WHAT THIS TASK INVOLVES: Below are some records; output all of them exactly.

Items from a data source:
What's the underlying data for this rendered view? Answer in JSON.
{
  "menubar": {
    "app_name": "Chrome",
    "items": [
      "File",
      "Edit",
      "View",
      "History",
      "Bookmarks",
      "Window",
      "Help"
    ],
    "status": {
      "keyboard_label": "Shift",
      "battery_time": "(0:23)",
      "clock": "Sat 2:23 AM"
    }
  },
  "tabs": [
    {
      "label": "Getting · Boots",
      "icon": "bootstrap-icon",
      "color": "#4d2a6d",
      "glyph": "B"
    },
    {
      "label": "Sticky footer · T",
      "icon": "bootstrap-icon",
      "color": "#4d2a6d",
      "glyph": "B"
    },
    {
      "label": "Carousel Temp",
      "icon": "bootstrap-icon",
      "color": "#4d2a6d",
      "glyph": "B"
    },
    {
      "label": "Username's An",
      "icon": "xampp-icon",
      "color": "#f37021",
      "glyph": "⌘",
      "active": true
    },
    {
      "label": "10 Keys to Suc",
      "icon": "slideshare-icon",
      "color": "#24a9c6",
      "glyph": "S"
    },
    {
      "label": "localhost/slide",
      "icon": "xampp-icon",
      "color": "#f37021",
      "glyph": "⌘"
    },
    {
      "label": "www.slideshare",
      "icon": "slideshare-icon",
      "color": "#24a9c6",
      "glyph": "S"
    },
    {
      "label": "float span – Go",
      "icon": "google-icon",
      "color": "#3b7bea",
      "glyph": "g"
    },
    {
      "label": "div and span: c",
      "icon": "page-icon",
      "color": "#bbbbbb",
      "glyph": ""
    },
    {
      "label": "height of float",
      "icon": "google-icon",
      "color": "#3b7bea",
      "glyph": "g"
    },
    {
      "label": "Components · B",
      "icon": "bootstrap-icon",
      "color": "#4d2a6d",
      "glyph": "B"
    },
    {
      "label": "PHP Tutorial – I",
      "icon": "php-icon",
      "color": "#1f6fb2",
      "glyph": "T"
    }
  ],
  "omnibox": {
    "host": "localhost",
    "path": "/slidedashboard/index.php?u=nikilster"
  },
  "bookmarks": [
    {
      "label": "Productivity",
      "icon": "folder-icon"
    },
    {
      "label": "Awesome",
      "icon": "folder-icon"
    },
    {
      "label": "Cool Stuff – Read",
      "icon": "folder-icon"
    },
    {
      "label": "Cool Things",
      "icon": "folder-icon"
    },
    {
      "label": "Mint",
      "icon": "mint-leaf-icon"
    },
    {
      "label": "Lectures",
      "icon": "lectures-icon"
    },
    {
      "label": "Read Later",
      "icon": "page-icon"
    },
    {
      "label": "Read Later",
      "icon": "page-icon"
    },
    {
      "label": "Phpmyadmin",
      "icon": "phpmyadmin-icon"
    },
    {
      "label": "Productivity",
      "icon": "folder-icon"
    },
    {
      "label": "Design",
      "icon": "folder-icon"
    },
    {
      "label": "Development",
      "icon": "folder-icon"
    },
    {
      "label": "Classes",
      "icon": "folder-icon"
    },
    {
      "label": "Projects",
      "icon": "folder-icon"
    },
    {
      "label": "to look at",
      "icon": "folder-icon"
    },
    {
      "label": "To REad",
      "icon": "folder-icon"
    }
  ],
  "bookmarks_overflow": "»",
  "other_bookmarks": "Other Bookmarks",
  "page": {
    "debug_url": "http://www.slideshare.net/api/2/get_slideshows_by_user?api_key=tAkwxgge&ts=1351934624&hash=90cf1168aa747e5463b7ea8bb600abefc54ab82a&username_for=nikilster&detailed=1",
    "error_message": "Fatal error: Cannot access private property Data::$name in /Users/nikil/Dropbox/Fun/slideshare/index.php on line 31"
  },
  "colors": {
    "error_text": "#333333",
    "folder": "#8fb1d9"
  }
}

RESPONSE BELOW:
What's the underlying data for this rendered view? Answer in JSON.
{
  "menubar": {
    "app_name": "Chrome",
    "items": [
      "File",
      "Edit",
      "View",
      "History",
      "Bookmarks",
      "Window",
      "Help"
    ],
    "status": {
      "keyboard_label": "Shift",
      "battery_time": "(0:23)",
      "clock": "Sat 2:23 AM"
    }
  },
  "tabs": [
    {
      "label": "Getting · Boots",
      "icon": "bootstrap-icon",
      "color": "#4d2a6d",
      "glyph": "B"
    },
    {
      "label": "Sticky footer · T",
      "icon": "bootstrap-icon",
      "color": "#4d2a6d",
      "glyph": "B"
    },
    {
      "label": "Carousel Temp",
      "icon": "bootstrap-icon",
      "color": "#4d2a6d",
      "glyph": "B"
    },
    {
      "label": "Username's An",
      "icon": "xampp-icon",
      "color": "#f37021",
      "glyph": "⌘",
      "active": true
    },
    {
      "label": "10 Keys to Suc",
      "icon": "slideshare-icon",
      "color": "#24a9c6",
      "glyph": "S"
    },
    {
      "label": "localhost/slide",
      "icon": "xampp-icon",
      "color": "#f37021",
      "glyph": "⌘"
    },
    {
      "label": "www.slideshare",
      "icon": "slideshare-icon",
      "color": "#24a9c6",
      "glyph": "S"
    },
    {
      "label": "float span – Go",
      "icon": "google-icon",
      "color": "#3b7bea",
      "glyph": "g"
    },
    {
      "label": "div and span: c",
      "icon": "page-icon",
      "color": "#bbbbbb",
      "glyph": ""
    },
    {
      "label": "height of float",
      "icon": "google-icon",
      "color": "#3b7bea",
      "glyph": "g"
    },
    {
      "label": "Components · B",
      "icon": "bootstrap-icon",
      "color": "#4d2a6d",
      "glyph": "B"
    },
    {
      "label": "PHP Tutorial – I",
      "icon": "php-icon",
      "color": "#1f6fb2",
      "glyph": "T"
    }
  ],
  "omnibox": {
    "host": "localhost",
    "path": "/slidedashboard/index.php?u=nikilster"
  },
  "bookmarks": [
    {
      "label": "Productivity",
      "icon": "folder-icon"
    },
    {
      "label": "Awesome",
      "icon": "folder-icon"
    },
    {
      "label": "Cool Stuff – Read",
      "icon": "folder-icon"
    },
    {
      "label": "Cool Things",
      "icon": "folder-icon"
    },
    {
      "label": "Mint",
      "icon": "mint-leaf-icon"
    },
    {
      "label": "Lectures",
      "icon": "lectures-icon"
    },
    {
      "label": "Read Later",
      "icon": "page-icon"
    },
    {
      "label": "Read Later",
      "icon": "page-icon"
    },
    {
      "label": "Phpmyadmin",
      "icon": "phpmyadmin-icon"
    },
    {
      "label": "Productivity",
      "icon": "folder-icon"
    },
    {
      "label": "Design",
      "icon": "folder-icon"
    },
    {
      "label": "Development",
      "icon": "folder-icon"
    },
    {
      "label": "Classes",
      "icon": "folder-icon"
    },
    {
      "label": "Projects",
      "icon": "folder-icon"
    },
    {
      "label": "to look at",
      "icon": "folder-icon"
    },
    {
      "label": "To REad",
      "icon": "folder-icon"
    }
  ],
  "bookmarks_overflow": "»",
  "other_bookmarks": "Other Bookmarks",
  "page": {
    "debug_url": "http://www.slideshare.net/api/2/get_slideshows_by_user?api_key=tAkwxgge&ts=1351934624&hash=90cf1168aa747e5463b7ea8bb600abefc54ab82a&username_for=nikilster&detailed=1",
    "error_message": "Fatal error: Cannot access private property Data::$name in /Users/nikil/Dropbox/Fun/slideshare/index.php on line 31"
  },
  "colors": {
    "error_text": "#333333",
    "folder": "#8fb1d9"
  }
}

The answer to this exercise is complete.